● DATA SUPPLIED:
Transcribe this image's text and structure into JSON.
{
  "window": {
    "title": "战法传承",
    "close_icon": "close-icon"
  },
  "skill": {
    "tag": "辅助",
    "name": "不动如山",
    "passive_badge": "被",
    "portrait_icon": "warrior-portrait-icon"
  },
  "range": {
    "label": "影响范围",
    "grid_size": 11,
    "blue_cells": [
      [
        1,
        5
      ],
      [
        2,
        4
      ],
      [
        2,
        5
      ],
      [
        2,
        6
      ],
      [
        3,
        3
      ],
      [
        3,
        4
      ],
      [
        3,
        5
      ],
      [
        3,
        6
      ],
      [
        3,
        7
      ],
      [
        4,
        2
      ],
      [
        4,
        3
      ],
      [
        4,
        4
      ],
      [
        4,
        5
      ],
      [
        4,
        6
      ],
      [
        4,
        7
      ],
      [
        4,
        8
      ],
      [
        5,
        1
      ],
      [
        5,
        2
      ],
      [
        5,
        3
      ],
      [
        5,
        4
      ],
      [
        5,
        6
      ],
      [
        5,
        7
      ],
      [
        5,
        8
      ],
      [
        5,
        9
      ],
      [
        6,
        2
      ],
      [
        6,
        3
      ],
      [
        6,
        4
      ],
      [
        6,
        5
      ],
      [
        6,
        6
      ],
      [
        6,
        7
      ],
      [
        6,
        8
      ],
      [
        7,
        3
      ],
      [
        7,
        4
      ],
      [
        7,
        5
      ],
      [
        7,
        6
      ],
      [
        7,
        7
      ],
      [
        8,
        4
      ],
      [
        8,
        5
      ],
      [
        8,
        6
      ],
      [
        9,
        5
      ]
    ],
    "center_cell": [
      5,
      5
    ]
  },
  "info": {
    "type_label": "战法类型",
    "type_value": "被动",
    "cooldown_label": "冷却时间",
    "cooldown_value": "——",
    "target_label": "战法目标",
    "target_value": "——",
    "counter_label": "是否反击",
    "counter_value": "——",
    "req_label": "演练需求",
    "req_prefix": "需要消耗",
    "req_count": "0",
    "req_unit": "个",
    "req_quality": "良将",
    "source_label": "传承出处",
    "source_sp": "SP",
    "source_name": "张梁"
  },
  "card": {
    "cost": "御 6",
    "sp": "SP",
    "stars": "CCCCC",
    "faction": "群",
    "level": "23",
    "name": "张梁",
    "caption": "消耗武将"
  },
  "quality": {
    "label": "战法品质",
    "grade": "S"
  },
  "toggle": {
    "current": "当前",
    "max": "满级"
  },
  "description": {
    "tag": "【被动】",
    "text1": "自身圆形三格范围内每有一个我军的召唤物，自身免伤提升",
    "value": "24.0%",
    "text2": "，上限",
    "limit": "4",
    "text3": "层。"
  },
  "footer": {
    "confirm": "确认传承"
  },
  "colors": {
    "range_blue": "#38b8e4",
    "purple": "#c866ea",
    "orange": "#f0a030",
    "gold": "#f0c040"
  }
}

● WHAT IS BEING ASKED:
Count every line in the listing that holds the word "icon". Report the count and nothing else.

● ANSWER FOR THIS EXERCISE:
2